After explaining the link between limericks and Limerick, Ireland, last month, I can tenuously claim that both of my books out this year have Irish tie-ins! I enjoy putting my books in conversation with each other, so finding the nexus between Celtic Punk Superfan and There Once Was a Limerick Anthology makes sense. Connections between Celtic punk and limericks/Limerick include some of the best-known acts in the genre, the Pogues and Flogging Molly; lesser-known bands The Gobshites and Siobhan; and the signature Celtic punk hat.
The Gobshites are the only Celtic punk band to embrace limericks whole hog! They have a song called “Limerick,” where the musical structure has breaks built in for reciting limericks. At live shows, audience members can read printed limericks onstage or share their own. I heard a memorable bawdy limerick when I saw The Gobshites at Shamrockfest in 2016. According to front man Peter Walsh, “it’s a fun way to include audience participation in the show.” He explained, “I think it fits in with The Gobshites’ inclusive attitude about shows. We’re having a party and we want you to join in!” The Gobshites have released two recorded versions of “Limerick,” with the same music but different limerick selections. Check out both below.
The Pogues, the progenitors of Celtic punk, covered the traditional song “The Limerick Rake,” which has a delightful instrumental coda. In 2008, singer Shane MacGowan said, “I always thought Limerick is the best city in Ireland—it’s the oldest and the funkiest.” MacGowan noted that he’d spent a lot of time in Limerick, he enjoyed the crowd reactions there, and his parents had met in the city.

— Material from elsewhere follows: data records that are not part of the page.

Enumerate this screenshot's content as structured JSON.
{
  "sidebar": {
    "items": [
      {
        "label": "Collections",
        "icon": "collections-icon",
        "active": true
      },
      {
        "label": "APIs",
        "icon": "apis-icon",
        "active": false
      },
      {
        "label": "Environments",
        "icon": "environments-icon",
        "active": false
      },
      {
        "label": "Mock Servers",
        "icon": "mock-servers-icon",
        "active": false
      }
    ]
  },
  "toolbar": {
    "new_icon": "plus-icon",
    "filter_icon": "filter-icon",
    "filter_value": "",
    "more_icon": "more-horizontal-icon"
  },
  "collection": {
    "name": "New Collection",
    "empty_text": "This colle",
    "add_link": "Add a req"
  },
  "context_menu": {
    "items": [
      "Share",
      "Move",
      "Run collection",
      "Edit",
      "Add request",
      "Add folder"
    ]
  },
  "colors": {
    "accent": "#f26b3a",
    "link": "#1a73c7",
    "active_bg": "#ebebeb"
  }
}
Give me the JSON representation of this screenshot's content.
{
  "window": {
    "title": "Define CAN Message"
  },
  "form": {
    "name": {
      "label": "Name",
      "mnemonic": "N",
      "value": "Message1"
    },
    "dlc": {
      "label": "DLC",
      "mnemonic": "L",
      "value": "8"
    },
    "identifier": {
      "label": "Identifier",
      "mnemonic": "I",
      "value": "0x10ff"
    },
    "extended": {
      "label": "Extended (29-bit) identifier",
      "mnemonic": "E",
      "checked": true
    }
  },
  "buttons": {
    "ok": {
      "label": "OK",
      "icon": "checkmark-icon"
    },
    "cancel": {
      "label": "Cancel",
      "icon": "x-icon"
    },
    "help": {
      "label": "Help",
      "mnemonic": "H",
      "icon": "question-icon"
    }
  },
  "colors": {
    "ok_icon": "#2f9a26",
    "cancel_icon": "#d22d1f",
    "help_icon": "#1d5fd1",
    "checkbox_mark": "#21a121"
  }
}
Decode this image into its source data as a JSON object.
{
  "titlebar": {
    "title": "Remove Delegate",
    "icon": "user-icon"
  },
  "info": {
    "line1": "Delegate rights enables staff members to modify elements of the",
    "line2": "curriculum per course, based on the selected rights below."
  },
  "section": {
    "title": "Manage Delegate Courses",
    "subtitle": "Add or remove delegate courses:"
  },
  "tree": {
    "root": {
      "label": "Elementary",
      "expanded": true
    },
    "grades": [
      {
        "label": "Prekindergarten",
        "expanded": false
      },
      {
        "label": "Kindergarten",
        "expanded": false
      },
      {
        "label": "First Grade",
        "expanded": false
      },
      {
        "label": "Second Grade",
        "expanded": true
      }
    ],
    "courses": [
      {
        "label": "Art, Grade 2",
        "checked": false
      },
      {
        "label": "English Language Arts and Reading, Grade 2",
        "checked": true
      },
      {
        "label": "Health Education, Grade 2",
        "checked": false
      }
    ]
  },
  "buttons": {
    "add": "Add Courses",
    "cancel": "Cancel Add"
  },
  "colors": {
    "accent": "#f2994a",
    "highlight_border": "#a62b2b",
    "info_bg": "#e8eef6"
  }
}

On The Patron Saints of Debauchery, Siobhan both covered “The Limerick Rake” and had a rollicking song titled “The Kilfinane Parish.” Kilfinane is a town in County Limerick, which apparently explains the lyric “I’d buy a round for Limerick.” I don’t know whether the line “We all go up to Kilfinane” is based on “Will you come up to Limerick?” The latter is considered a possible origin for the term “limerick,” as I explained in my last post, and I’ve never heard it hinted at in any other Celtic punk song. Siobhan’s Nicholas Smyth, currently of The Dreadnoughts, didn’t respond to multiple requests for comment.
In 2019, Flogging Molly guitarist Dennis Casey talked about the band’s latest album, Life Is Good, which has a tongue-in-cheek title. “I know the Irish have a way of celebrating horrendous things—they’re crying in their beer but then making you laugh by the end of it,” Casey said. “It’s in limericks, it’s in poems, it’s in literature, it’s in music.” (According to Wikipedia, front man Dave King was born in Limerick, but he was raised in Dublin and I don’t trust Wikipedia.)

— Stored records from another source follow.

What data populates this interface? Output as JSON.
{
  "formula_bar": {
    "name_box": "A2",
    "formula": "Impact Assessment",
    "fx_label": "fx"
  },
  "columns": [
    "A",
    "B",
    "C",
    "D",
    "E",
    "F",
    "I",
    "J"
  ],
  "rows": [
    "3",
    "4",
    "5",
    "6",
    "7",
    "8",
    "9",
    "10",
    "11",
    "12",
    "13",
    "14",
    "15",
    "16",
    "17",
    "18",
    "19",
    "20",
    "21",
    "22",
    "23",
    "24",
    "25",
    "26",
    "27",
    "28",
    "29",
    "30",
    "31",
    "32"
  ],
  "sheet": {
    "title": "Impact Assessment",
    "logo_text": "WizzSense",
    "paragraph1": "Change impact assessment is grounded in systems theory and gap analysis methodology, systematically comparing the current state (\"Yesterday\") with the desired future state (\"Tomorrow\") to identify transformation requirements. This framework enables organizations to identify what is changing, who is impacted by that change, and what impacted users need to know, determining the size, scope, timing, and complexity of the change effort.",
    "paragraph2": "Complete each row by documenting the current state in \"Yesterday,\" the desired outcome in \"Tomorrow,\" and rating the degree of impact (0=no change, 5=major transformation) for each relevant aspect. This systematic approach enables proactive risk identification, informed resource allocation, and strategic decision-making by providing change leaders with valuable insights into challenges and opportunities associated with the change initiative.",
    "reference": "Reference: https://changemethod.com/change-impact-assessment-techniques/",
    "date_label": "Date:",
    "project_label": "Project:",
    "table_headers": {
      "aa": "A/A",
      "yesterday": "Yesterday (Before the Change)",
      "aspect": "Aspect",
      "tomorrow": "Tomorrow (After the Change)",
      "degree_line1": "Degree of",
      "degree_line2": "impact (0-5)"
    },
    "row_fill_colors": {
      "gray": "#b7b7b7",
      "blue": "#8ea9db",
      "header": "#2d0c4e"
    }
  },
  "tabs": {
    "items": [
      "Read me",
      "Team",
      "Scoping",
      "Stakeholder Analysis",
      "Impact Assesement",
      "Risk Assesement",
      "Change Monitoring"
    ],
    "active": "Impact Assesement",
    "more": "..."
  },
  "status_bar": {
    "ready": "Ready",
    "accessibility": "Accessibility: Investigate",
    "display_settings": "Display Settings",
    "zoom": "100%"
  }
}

The scally cap is the article of clothing most associated with Celtic punk, most notably the Dropkick Murphys. This year, Boston Scally Co. debuted a new hat called The Limerick. The company posted on Facebook, “5 lines in a limerick. 5 Panels in The ‘Limerick.’ Coincidence? Nope. Just ask the ‘man from Nantucket.'” Separately, they posted, “There once was a cap named Limerick.”
While reading through thousands of limericks as part of my research for There Once Was a Limerick Anthology, I thought of punk rock on multiple occasions. Both strive to pack a punch within restricted, short formats, with a five-line aabba structure for limericks and three-chord, three-minute songs—often shorter—for punk rock. (Admittedly, Celtic punk is a perfect example of how not all artists under the punk umbrella play that style.) Fans of both limericks and punk rock get used to the familiar standard formats. When I found a limerick that truly excelled within those constraints, it felt like hearing a great punk rock song succeed despites the limitations of the genre. There’s also the recurring dark humor, which Casey touched on above.